Study Finds Dogs Can Actually Read Human Emotions & Show Empathy


We’ve all heard it before: Dogs are man’s best friend. They are extremely loyal, loving, and sensitive, always seeming to know when you need some cheering up. Well, a new study shows that they do in fact know when you are feeling down, or happy, or any other emotion, because they have the ability to read human emotion. They do this through interpreting various stimuli, such as visual and auditory cues, and they are the only creatures aside from humans that have been shown to have this ability.

A study was conducted by a team of animal behaviour experts and psychologists from the universities of Lincoln and Sao Paulo. Dogs were shown abstract mental depictions of positive and negative emotional states. 17 domestic dogs were involved in the study and they were shown pairs of pictures, either of a happy or an angry person, or a dog looking playful or aggressive. The dogs were then played sounds of playful or aggressive barking or a person saying “come here” in Portuguese in either a cheerful or angry tone.

The Results?

The dogs tended to look at the picture that matched the tone of voice and picked out the proper human expression more often than not. They were very good at recognizing the tone of the other dogs’ bark as well.

Last year, researchers in Vienna, Austria also found that dogs could tell whether a person was happy or angry just by looking at their face.

One of the researchers from the University of Lincoln, Dr. Kun Guo, said:

Previous studies have indicated that dogs can differentiate between human emotions from cues such as facial expressions, but this is not the same as emotional recognition. Our study shows that dogs have the ability to integrate two different sources of sensory information into a coherent perception of emotion in both humans and dogs. To do so requires a system of internal categorization of emotional states. This cognitive ability has until now only been evidenced in primates and the capacity to do this across species only seen in humans.

Co-author of the study, Professor Daniel Mills, from the School of Life Sciences at the University of Lincoln, remarked:

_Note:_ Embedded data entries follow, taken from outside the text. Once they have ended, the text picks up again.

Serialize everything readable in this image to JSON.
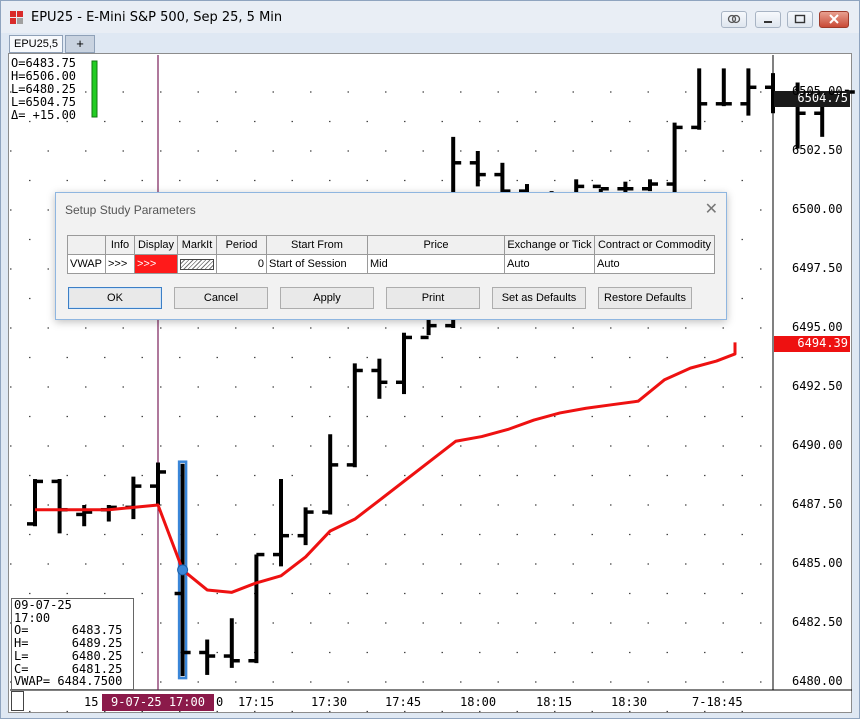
{
  "window": {
    "title": "EPU25 - E-Mini S&P 500, Sep 25, 5 Min",
    "tabs": [
      "EPU25,5",
      "+"
    ]
  },
  "ohlc_readout": {
    "open": "O=6483.75",
    "high": "H=6506.00",
    "low": "L=6480.25",
    "last": "L=6504.75",
    "delta": "Δ= +15.00"
  },
  "bar_info": {
    "date": "09-07-25",
    "time": "17:00",
    "o": "O=      6483.75",
    "h": "H=      6489.25",
    "l": "L=      6480.25",
    "c": "C=      6481.25",
    "vwap": "VWAP= 6484.7500"
  },
  "price_tags": {
    "last": "6504.75",
    "vwap": "6494.39"
  },
  "y_axis": [
    "6505.00",
    "6502.50",
    "6500.00",
    "6497.50",
    "6495.00",
    "6492.50",
    "6490.00",
    "6487.50",
    "6485.00",
    "6482.50",
    "6480.00"
  ],
  "x_axis": {
    "cursor_label": "9-07-25  17:00",
    "labels": [
      "15",
      "0",
      "17:15",
      "17:30",
      "17:45",
      "18:00",
      "18:15",
      "18:30",
      "7-18:45"
    ]
  },
  "dialog": {
    "title": "Setup Study Parameters",
    "headers": [
      "",
      "Info",
      "Display",
      "MarkIt",
      "Period",
      "Start From",
      "Price",
      "Exchange or Tick",
      "Contract or Commodity"
    ],
    "row": {
      "name": "VWAP",
      "info": ">>>",
      "display": ">>>",
      "period": "0",
      "start_from": "Start of Session",
      "price": "Mid",
      "exchange": "Auto",
      "contract": "Auto"
    },
    "buttons": [
      "OK",
      "Cancel",
      "Apply",
      "Print",
      "Set as Defaults",
      "Restore Defaults"
    ]
  },
  "colors": {
    "vwap_line": "#ee1111",
    "last_tag": "#1a1a1a",
    "vwap_tag": "#ee1111",
    "cursor_line": "#7a1f5a",
    "selected_bar": "#3a86d8"
  },
  "chart_data": {
    "type": "line",
    "bars_ohlc": [
      [
        6486.7,
        6488.6,
        6486.6,
        6488.5
      ],
      [
        6488.5,
        6488.6,
        6486.3,
        6487.3
      ],
      [
        6487.1,
        6487.5,
        6486.6,
        6487.2
      ],
      [
        6487.3,
        6487.5,
        6486.8,
        6487.4
      ],
      [
        6487.4,
        6488.7,
        6486.9,
        6488.3
      ],
      [
        6488.3,
        6489.3,
        6487.5,
        6488.9
      ],
      [
        6483.75,
        6489.25,
        6480.25,
        6481.25
      ],
      [
        6481.25,
        6481.8,
        6480.3,
        6481.1
      ],
      [
        6481.1,
        6482.7,
        6480.6,
        6480.9
      ],
      [
        6480.9,
        6485.4,
        6480.8,
        6485.4
      ],
      [
        6485.4,
        6488.6,
        6484.9,
        6486.2
      ],
      [
        6486.2,
        6487.4,
        6485.8,
        6487.2
      ],
      [
        6487.2,
        6490.5,
        6487.1,
        6489.2
      ],
      [
        6489.2,
        6493.5,
        6489.1,
        6493.2
      ],
      [
        6493.2,
        6493.7,
        6492.0,
        6492.7
      ],
      [
        6492.7,
        6494.8,
        6492.2,
        6494.6
      ],
      [
        6494.6,
        6496.7,
        6494.7,
        6495.1
      ],
      [
        6495.1,
        6503.1,
        6495.0,
        6502.0
      ],
      [
        6502.0,
        6502.5,
        6501.0,
        6501.5
      ],
      [
        6501.5,
        6502.0,
        6500.3,
        6500.8
      ],
      [
        6500.8,
        6501.1,
        6500.0,
        6500.4
      ],
      [
        6500.4,
        6500.8,
        6499.9,
        6500.5
      ],
      [
        6500.5,
        6501.3,
        6500.0,
        6501.0
      ],
      [
        6501.0,
        6500.9,
        6500.5,
        6500.9
      ],
      [
        6500.9,
        6501.2,
        6500.6,
        6500.9
      ],
      [
        6500.9,
        6501.3,
        6500.8,
        6501.1
      ],
      [
        6501.1,
        6503.7,
        6500.4,
        6503.5
      ],
      [
        6503.5,
        6506.0,
        6503.4,
        6504.5
      ],
      [
        6504.5,
        6506.0,
        6504.4,
        6504.5
      ],
      [
        6504.5,
        6506.0,
        6504.0,
        6505.2
      ],
      [
        6505.2,
        6505.8,
        6504.1,
        6504.7
      ],
      [
        6504.7,
        6505.4,
        6502.6,
        6504.1
      ],
      [
        6504.1,
        6504.8,
        6503.1,
        6504.5
      ],
      [
        6504.5,
        6505.1,
        6504.4,
        6505.0
      ],
      [
        6505.0,
        6504.9,
        6504.6,
        6504.75
      ]
    ],
    "vwap": [
      6487.3,
      6487.3,
      6487.3,
      6487.3,
      6487.4,
      6487.5,
      6484.75,
      6483.9,
      6483.8,
      6484.2,
      6484.5,
      6485.3,
      6486.4,
      6486.9,
      6487.7,
      6490.2,
      6490.4,
      6490.7,
      6491.1,
      6491.4,
      6491.6,
      6491.75,
      6491.9,
      6492.8,
      6493.3,
      6493.6,
      6493.9,
      6494.2,
      6494.39,
      6494.39
    ],
    "ylim": [
      6480.0,
      6506.5
    ]
  }
}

It has been a long-standing debate whether dogs can recognize human emotions. Many dog owners report anecdotally that their pets seem highly sensitive to the moods of human family members. However, there is an important difference between associative behavior, such as learning to respond appropriately to an angry voice, and recognizing a range of very different cues that go together to indicate emotional arousal in another. Our findings are the first to show that dogs truly recognize emotions in humans and other dogs. Importantly, the dogs in our trials received no prior training or period of familiarization with the subjects in the images or audio. This suggests that dogs’ ability to combine emotional cues may be intrinsic. As a highly social species, such a tool would have been advantageous and the detection of emotion in humans may even have been selected for over generations of domestication by us.

It was found that dogs are also able to imitate each other’s expressions, which shows that they have the capacity for empathy as well.

How adorable is that? Your dog can very well understand how you are feeling and that may be exactly why they always seem to be right there, by your side, when you need them the most.

Much Love